• What the task requires: Write out the whole listing exactly.

• Records for this task:
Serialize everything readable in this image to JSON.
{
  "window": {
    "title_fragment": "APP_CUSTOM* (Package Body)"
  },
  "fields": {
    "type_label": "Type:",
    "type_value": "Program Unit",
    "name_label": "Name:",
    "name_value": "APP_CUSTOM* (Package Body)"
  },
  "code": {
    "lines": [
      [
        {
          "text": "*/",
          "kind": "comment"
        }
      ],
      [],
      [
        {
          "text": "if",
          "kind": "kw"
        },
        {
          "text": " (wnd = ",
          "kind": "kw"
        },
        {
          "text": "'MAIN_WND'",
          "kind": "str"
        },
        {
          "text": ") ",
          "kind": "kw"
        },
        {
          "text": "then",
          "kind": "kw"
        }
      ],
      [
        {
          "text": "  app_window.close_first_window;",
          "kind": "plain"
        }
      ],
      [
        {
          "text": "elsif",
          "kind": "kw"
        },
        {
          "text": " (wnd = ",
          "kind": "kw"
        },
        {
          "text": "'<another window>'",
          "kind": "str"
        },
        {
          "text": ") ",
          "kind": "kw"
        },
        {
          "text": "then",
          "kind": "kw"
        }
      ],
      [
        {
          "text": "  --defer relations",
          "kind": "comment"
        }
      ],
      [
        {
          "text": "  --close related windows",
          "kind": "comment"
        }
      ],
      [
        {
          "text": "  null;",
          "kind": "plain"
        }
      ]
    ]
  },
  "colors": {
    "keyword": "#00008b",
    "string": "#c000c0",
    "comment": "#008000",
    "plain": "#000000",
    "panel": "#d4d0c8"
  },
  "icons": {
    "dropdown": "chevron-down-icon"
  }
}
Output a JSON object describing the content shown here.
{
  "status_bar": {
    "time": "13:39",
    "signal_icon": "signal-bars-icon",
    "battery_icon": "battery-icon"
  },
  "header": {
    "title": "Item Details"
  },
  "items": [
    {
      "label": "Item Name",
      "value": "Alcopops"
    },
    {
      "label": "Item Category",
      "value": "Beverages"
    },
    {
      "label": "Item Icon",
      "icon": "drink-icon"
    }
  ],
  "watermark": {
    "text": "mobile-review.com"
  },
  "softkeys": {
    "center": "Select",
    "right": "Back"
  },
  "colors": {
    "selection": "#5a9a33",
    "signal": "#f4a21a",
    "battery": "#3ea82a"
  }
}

• Final answer:
Serialize everything readable in this image to JSON.
{
  "window": {
    "title_fragment": "APP_CUSTOM* (Package Body)"
  },
  "fields": {
    "type_label": "Type:",
    "type_value": "Program Unit",
    "name_label": "Name:",
    "name_value": "APP_CUSTOM* (Package Body)"
  },
  "code": {
    "lines": [
      [
        {
          "text": "*/",
          "kind": "comment"
        }
      ],
      [],
      [
        {
          "text": "if",
          "kind": "kw"
        },
        {
          "text": " (wnd = ",
          "kind": "kw"
        },
        {
          "text": "'MAIN_WND'",
          "kind": "str"
        },
        {
          "text": ") ",
          "kind": "kw"
        },
        {
          "text": "then",
          "kind": "kw"
        }
      ],
      [
        {
          "text": "  app_window.close_first_window;",
          "kind": "plain"
        }
      ],
      [
        {
          "text": "elsif",
          "kind": "kw"
        },
        {
          "text": " (wnd = ",
          "kind": "kw"
        },
        {
          "text": "'<another window>'",
          "kind": "str"
        },
        {
          "text": ") ",
          "kind": "kw"
        },
        {
          "text": "then",
          "kind": "kw"
        }
      ],
      [
        {
          "text": "  --defer relations",
          "kind": "comment"
        }
      ],
      [
        {
          "text": "  --close related windows",
          "kind": "comment"
        }
      ],
      [
        {
          "text": "  null;",
          "kind": "plain"
        }
      ]
    ]
  },
  "colors": {
    "keyword": "#00008b",
    "string": "#c000c0",
    "comment": "#008000",
    "plain": "#000000",
    "panel": "#d4d0c8"
  },
  "icons": {
    "dropdown": "chevron-down-icon"
  }
}
Output a JSON object describing the content shown here.
{
  "status_bar": {
    "time": "13:39",
    "signal_icon": "signal-bars-icon",
    "battery_icon": "battery-icon"
  },
  "header": {
    "title": "Item Details"
  },
  "items": [
    {
      "label": "Item Name",
      "value": "Alcopops"
    },
    {
      "label": "Item Category",
      "value": "Beverages"
    },
    {
      "label": "Item Icon",
      "icon": "drink-icon"
    }
  ],
  "watermark": {
    "text": "mobile-review.com"
  },
  "softkeys": {
    "center": "Select",
    "right": "Back"
  },
  "colors": {
    "selection": "#5a9a33",
    "signal": "#f4a21a",
    "battery": "#3ea82a"
  }
}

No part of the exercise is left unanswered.